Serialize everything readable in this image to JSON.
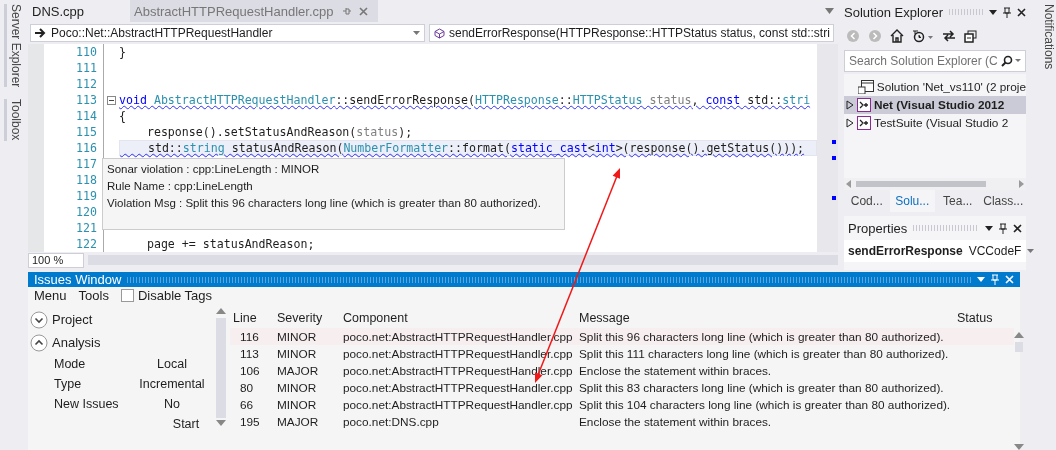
{
  "side_tabs": [
    {
      "label": "Server Explorer"
    },
    {
      "label": "Toolbox"
    }
  ],
  "editor": {
    "tabs": [
      {
        "label": "DNS.cpp",
        "selected": false
      },
      {
        "label": "AbstractHTTPRequestHandler.cpp",
        "selected": true
      }
    ],
    "scope": "Poco::Net::AbstractHTTPRequestHandler",
    "member": "sendErrorResponse(HTTPResponse::HTTPStatus status, const std::stri",
    "lines": [
      {
        "number": "110",
        "tokens": [
          {
            "text": "}",
            "kind": "plain"
          }
        ]
      },
      {
        "number": "111"
      },
      {
        "number": "112"
      },
      {
        "number": "113",
        "collapsible": true,
        "squiggle": true,
        "tokens": [
          {
            "text": "void",
            "kind": "keyword"
          },
          {
            "text": " AbstractHTTPRequestHandler",
            "kind": "type"
          },
          {
            "text": "::sendErrorResponse(",
            "kind": "plain"
          },
          {
            "text": "HTTPResponse",
            "kind": "type"
          },
          {
            "text": "::",
            "kind": "plain"
          },
          {
            "text": "HTTPStatus",
            "kind": "type"
          },
          {
            "text": " status",
            "kind": "param"
          },
          {
            "text": ", ",
            "kind": "plain"
          },
          {
            "text": "const",
            "kind": "keyword"
          },
          {
            "text": " std::",
            "kind": "plain"
          },
          {
            "text": "stri",
            "kind": "type"
          }
        ]
      },
      {
        "number": "114",
        "tokens": [
          {
            "text": "{",
            "kind": "plain"
          }
        ]
      },
      {
        "number": "115",
        "tokens": [
          {
            "text": "    response().setStatusAndReason(",
            "kind": "plain"
          },
          {
            "text": "status",
            "kind": "param"
          },
          {
            "text": ");",
            "kind": "plain"
          }
        ]
      },
      {
        "number": "116",
        "squiggle": true,
        "highlighted": true,
        "tokens": [
          {
            "text": "    std::",
            "kind": "plain"
          },
          {
            "text": "string",
            "kind": "type"
          },
          {
            "text": " statusAndReason(",
            "kind": "plain"
          },
          {
            "text": "NumberFormatter",
            "kind": "type"
          },
          {
            "text": "::format(",
            "kind": "plain"
          },
          {
            "text": "static_cast",
            "kind": "keyword"
          },
          {
            "text": "<",
            "kind": "plain"
          },
          {
            "text": "int",
            "kind": "keyword"
          },
          {
            "text": ">(response().getStatus()));",
            "kind": "plain"
          }
        ]
      },
      {
        "number": "117"
      },
      {
        "number": "118"
      },
      {
        "number": "119"
      },
      {
        "number": "120"
      },
      {
        "number": "121"
      },
      {
        "number": "122",
        "tokens": [
          {
            "text": "    page += statusAndReason;",
            "kind": "plain"
          }
        ]
      }
    ],
    "tooltip": [
      "Sonar violation : cpp:LineLength : MINOR",
      "Rule Name : cpp:LineLength",
      "Violation Msg : Split this 96 characters long line (which is greater than 80 authorized)."
    ],
    "zoom": "100 %"
  },
  "solution_explorer": {
    "title": "Solution Explorer",
    "search": {
      "placeholder": "Search Solution Explorer (C"
    },
    "tree": [
      {
        "label": "Solution 'Net_vs110' (2 proje",
        "kind": "solution",
        "selected": false
      },
      {
        "label": "Net (Visual Studio 2012",
        "kind": "project",
        "selected": true,
        "startup": true,
        "expanded": false
      },
      {
        "label": "TestSuite (Visual Studio 2",
        "kind": "project",
        "selected": false,
        "startup": false,
        "expanded": false
      }
    ],
    "tabs": [
      {
        "label": "Cod...",
        "selected": false
      },
      {
        "label": "Solu...",
        "selected": true
      },
      {
        "label": "Tea...",
        "selected": false
      },
      {
        "label": "Class...",
        "selected": false
      }
    ]
  },
  "properties": {
    "title": "Properties",
    "object": "sendErrorResponse",
    "type": "VCCodeF"
  },
  "notifications": "Notifications",
  "issues_window": {
    "title": "Issues Window",
    "menu": [
      "Menu",
      "Tools"
    ],
    "disable_tags": {
      "label": "Disable Tags",
      "checked": false
    },
    "sections": [
      {
        "label": "Project",
        "expanded": false
      },
      {
        "label": "Analysis",
        "expanded": true,
        "fields": [
          {
            "kind": "pair",
            "label": "Mode",
            "value": "Local"
          },
          {
            "kind": "pair",
            "label": "Type",
            "value": "Incremental"
          },
          {
            "kind": "pair",
            "label": "New Issues",
            "value": "No"
          },
          {
            "kind": "button",
            "value": "Start"
          }
        ]
      }
    ],
    "columns": [
      "Line",
      "Severity",
      "Component",
      "Message",
      "Status"
    ],
    "rows": [
      {
        "selected": true,
        "cells": [
          "116",
          "MINOR",
          "poco.net:AbstractHTTPRequestHandler.cpp",
          "Split this 96 characters long line (which is greater than 80 authorized)."
        ]
      },
      {
        "selected": false,
        "cells": [
          "113",
          "MINOR",
          "poco.net:AbstractHTTPRequestHandler.cpp",
          "Split this 111 characters long line (which is greater than 80 authorized)."
        ]
      },
      {
        "selected": false,
        "cells": [
          "106",
          "MAJOR",
          "poco.net:AbstractHTTPRequestHandler.cpp",
          "Enclose the statement within braces."
        ]
      },
      {
        "selected": false,
        "cells": [
          "80",
          "MINOR",
          "poco.net:AbstractHTTPRequestHandler.cpp",
          "Split this 83 characters long line (which is greater than 80 authorized)."
        ]
      },
      {
        "selected": false,
        "cells": [
          "66",
          "MINOR",
          "poco.net:AbstractHTTPRequestHandler.cpp",
          "Split this 104 characters long line (which is greater than 80 authorized)."
        ]
      },
      {
        "selected": false,
        "cells": [
          "195",
          "MAJOR",
          "poco.net:DNS.cpp",
          "Enclose the statement within braces."
        ]
      }
    ]
  }
}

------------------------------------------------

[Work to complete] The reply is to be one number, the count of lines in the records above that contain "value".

[Output below] 4